(Data items)
····················

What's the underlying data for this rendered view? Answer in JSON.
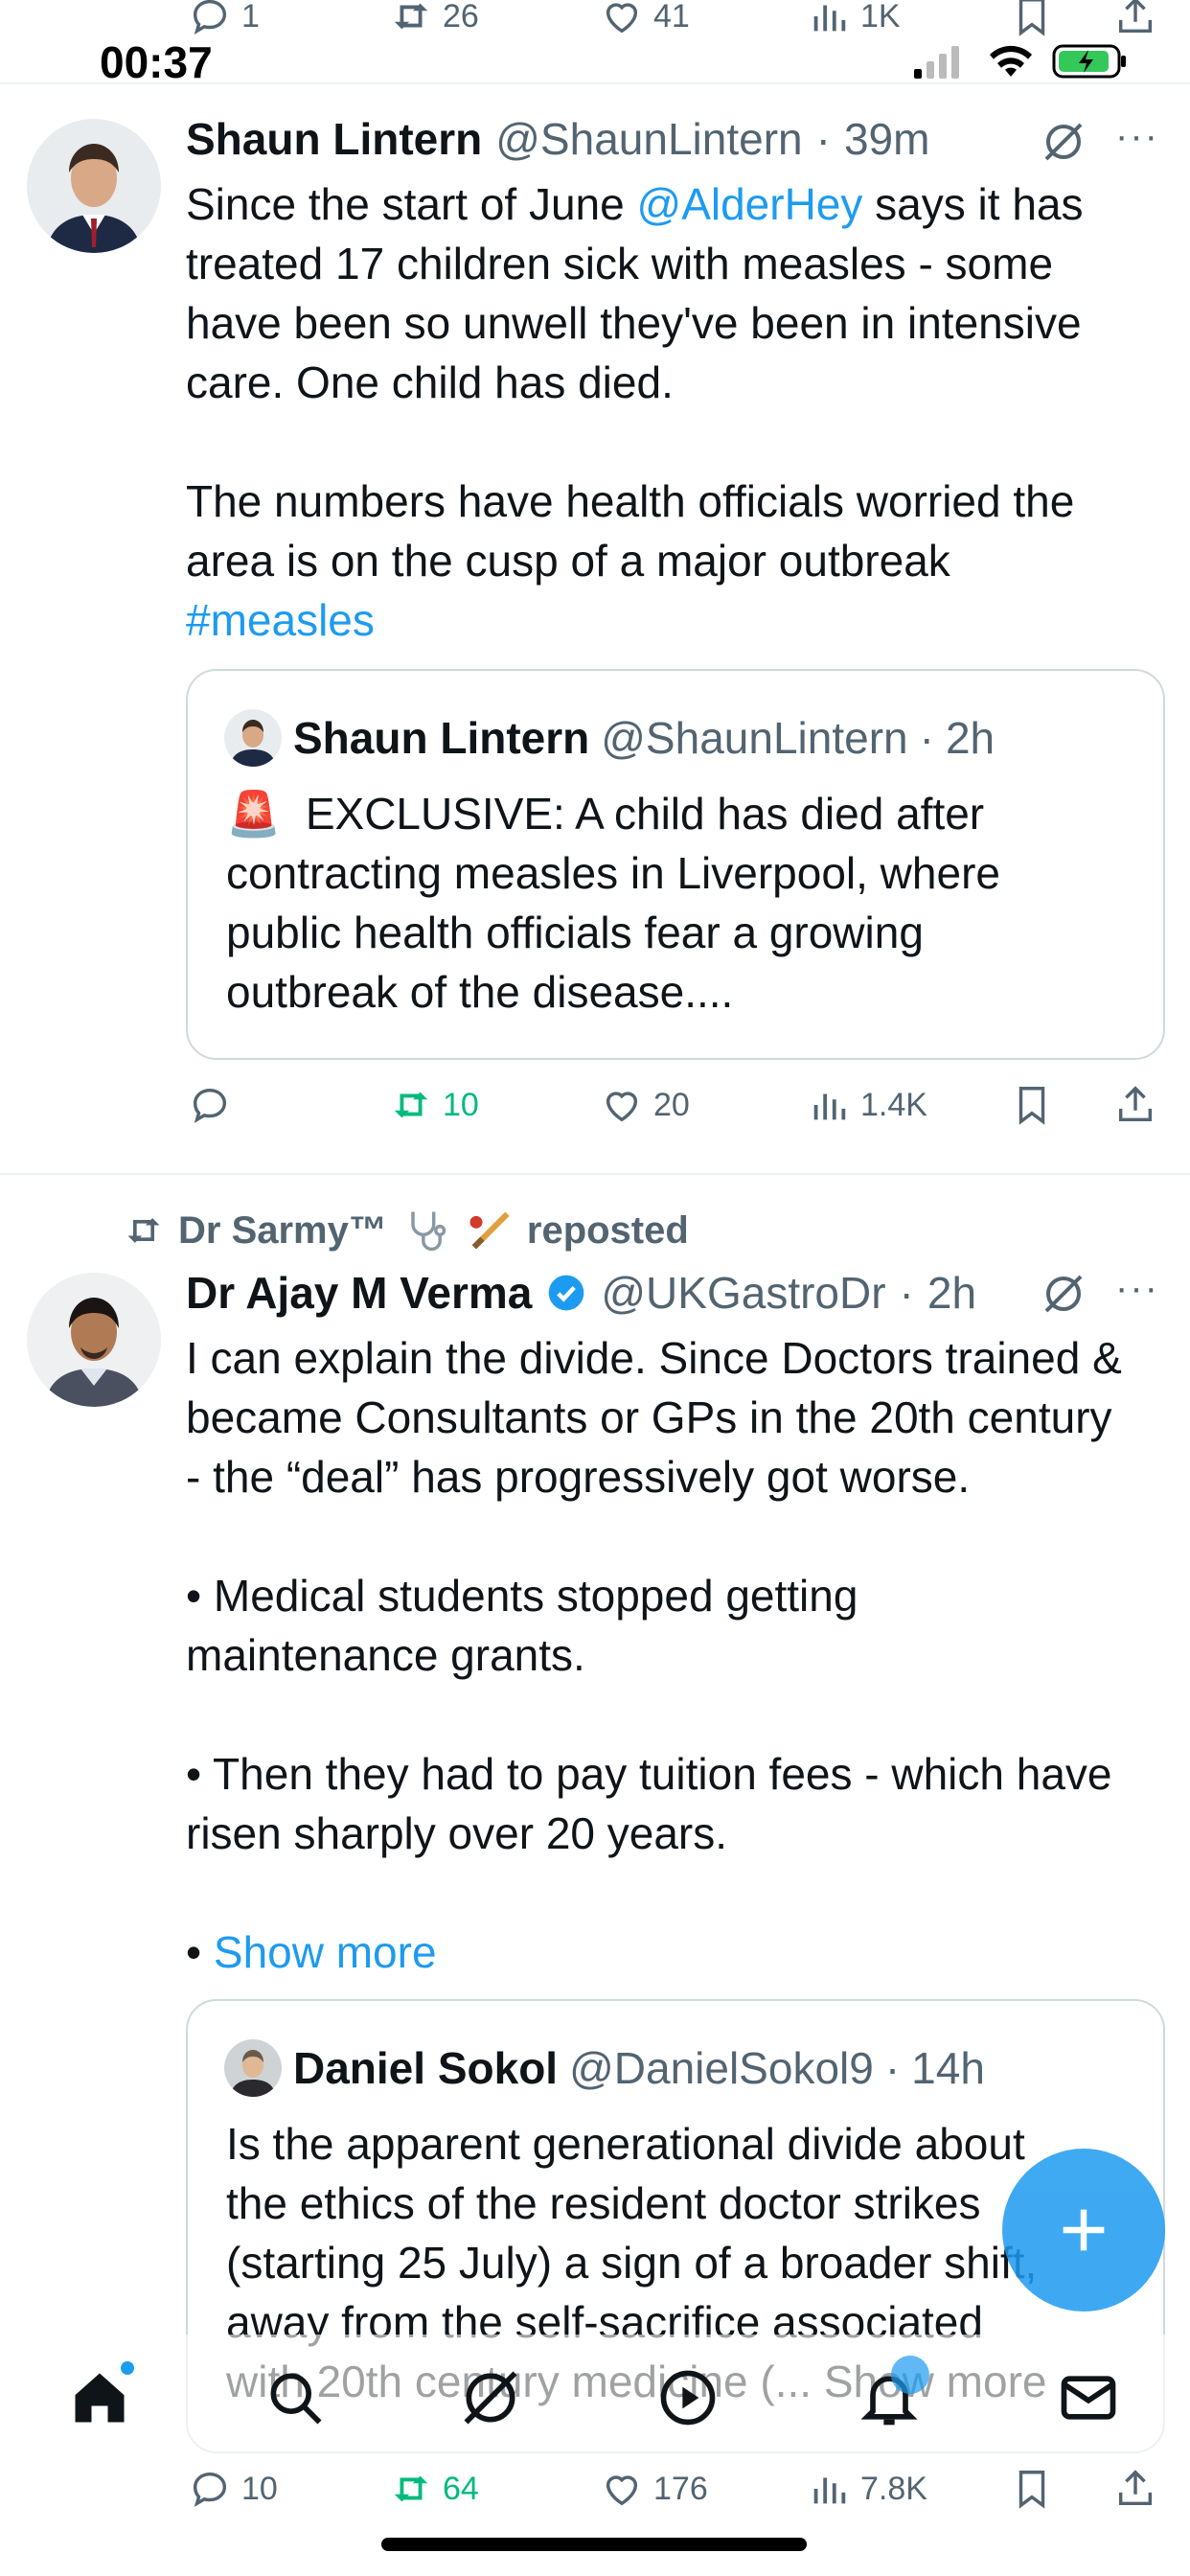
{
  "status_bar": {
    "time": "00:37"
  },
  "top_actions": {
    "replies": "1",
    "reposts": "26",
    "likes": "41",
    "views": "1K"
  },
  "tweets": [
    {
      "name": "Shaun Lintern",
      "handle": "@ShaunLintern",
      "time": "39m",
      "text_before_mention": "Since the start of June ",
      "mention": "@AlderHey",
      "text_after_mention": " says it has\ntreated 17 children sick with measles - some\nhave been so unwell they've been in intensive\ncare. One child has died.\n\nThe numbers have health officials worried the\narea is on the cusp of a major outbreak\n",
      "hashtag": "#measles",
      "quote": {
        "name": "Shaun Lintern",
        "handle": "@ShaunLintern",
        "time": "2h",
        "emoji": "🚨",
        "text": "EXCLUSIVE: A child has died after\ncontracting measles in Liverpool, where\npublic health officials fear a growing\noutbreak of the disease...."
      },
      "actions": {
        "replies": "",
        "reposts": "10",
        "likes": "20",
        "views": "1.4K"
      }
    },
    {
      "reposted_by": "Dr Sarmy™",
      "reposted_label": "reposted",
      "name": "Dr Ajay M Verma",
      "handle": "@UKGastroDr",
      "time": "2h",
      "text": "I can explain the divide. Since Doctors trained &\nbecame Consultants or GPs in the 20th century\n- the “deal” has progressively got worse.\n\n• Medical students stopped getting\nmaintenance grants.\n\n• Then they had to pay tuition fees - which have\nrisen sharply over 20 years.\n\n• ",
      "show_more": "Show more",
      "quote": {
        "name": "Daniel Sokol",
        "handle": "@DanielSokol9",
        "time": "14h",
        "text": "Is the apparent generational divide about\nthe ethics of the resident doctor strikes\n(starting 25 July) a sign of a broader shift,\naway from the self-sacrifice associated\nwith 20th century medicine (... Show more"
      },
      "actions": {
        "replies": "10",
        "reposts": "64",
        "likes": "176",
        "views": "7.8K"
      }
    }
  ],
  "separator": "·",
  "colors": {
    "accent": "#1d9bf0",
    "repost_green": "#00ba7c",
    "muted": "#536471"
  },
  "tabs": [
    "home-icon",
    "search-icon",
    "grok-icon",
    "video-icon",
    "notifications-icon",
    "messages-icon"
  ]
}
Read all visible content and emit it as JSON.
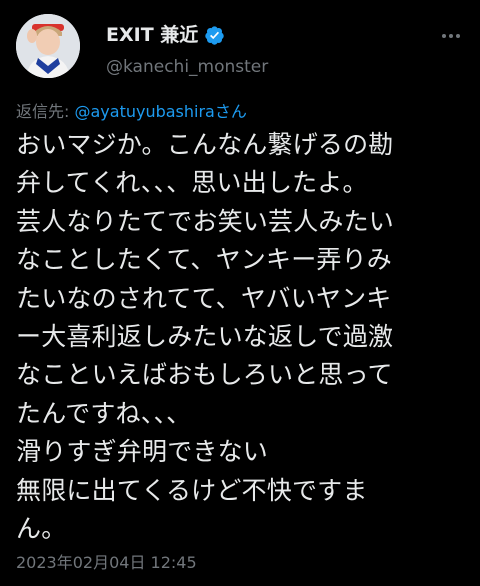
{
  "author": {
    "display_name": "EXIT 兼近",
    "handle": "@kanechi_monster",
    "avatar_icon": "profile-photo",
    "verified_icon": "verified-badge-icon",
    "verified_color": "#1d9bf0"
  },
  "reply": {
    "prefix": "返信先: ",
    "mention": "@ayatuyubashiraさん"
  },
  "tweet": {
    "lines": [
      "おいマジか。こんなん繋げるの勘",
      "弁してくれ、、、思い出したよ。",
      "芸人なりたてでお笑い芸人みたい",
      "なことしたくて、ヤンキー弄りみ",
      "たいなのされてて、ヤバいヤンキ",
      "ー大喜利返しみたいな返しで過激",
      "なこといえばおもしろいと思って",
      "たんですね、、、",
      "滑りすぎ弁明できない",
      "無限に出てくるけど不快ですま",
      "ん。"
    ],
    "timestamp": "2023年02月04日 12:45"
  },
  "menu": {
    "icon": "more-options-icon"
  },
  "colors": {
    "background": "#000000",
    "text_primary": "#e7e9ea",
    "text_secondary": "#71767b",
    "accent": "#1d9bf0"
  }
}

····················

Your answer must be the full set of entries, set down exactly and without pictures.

RESPONSE TO THE EXERCISE:
What's the underlying data for this rendered view? Answer in JSON.
{
  "status_bar": {
    "time": "00:37"
  },
  "top_actions": {
    "replies": "1",
    "reposts": "26",
    "likes": "41",
    "views": "1K"
  },
  "tweets": [
    {
      "name": "Shaun Lintern",
      "handle": "@ShaunLintern",
      "time": "39m",
      "text_before_mention": "Since the start of June ",
      "mention": "@AlderHey",
      "text_after_mention": " says it has\ntreated 17 children sick with measles - some\nhave been so unwell they've been in intensive\ncare. One child has died.\n\nThe numbers have health officials worried the\narea is on the cusp of a major outbreak\n",
      "hashtag": "#measles",
      "quote": {
        "name": "Shaun Lintern",
        "handle": "@ShaunLintern",
        "time": "2h",
        "emoji": "🚨",
        "text": "EXCLUSIVE: A child has died after\ncontracting measles in Liverpool, where\npublic health officials fear a growing\noutbreak of the disease...."
      },
      "actions": {
        "replies": "",
        "reposts": "10",
        "likes": "20",
        "views": "1.4K"
      }
    },
    {
      "reposted_by": "Dr Sarmy™",
      "reposted_label": "reposted",
      "name": "Dr Ajay M Verma",
      "handle": "@UKGastroDr",
      "time": "2h",
      "text": "I can explain the divide. Since Doctors trained &\nbecame Consultants or GPs in the 20th century\n- the “deal” has progressively got worse.\n\n• Medical students stopped getting\nmaintenance grants.\n\n• Then they had to pay tuition fees - which have\nrisen sharply over 20 years.\n\n• ",
      "show_more": "Show more",
      "quote": {
        "name": "Daniel Sokol",
        "handle": "@DanielSokol9",
        "time": "14h",
        "text": "Is the apparent generational divide about\nthe ethics of the resident doctor strikes\n(starting 25 July) a sign of a broader shift,\naway from the self-sacrifice associated\nwith 20th century medicine (... Show more"
      },
      "actions": {
        "replies": "10",
        "reposts": "64",
        "likes": "176",
        "views": "7.8K"
      }
    }
  ],
  "separator": "·",
  "colors": {
    "accent": "#1d9bf0",
    "repost_green": "#00ba7c",
    "muted": "#536471"
  },
  "tabs": [
    "home-icon",
    "search-icon",
    "grok-icon",
    "video-icon",
    "notifications-icon",
    "messages-icon"
  ]
}
Read all visible content and emit it as JSON.
{
  "author": {
    "display_name": "EXIT 兼近",
    "handle": "@kanechi_monster",
    "avatar_icon": "profile-photo",
    "verified_icon": "verified-badge-icon",
    "verified_color": "#1d9bf0"
  },
  "reply": {
    "prefix": "返信先: ",
    "mention": "@ayatuyubashiraさん"
  },
  "tweet": {
    "lines": [
      "おいマジか。こんなん繋げるの勘",
      "弁してくれ、、、思い出したよ。",
      "芸人なりたてでお笑い芸人みたい",
      "なことしたくて、ヤンキー弄りみ",
      "たいなのされてて、ヤバいヤンキ",
      "ー大喜利返しみたいな返しで過激",
      "なこといえばおもしろいと思って",
      "たんですね、、、",
      "滑りすぎ弁明できない",
      "無限に出てくるけど不快ですま",
      "ん。"
    ],
    "timestamp": "2023年02月04日 12:45"
  },
  "menu": {
    "icon": "more-options-icon"
  },
  "colors": {
    "background": "#000000",
    "text_primary": "#e7e9ea",
    "text_secondary": "#71767b",
    "accent": "#1d9bf0"
  }
}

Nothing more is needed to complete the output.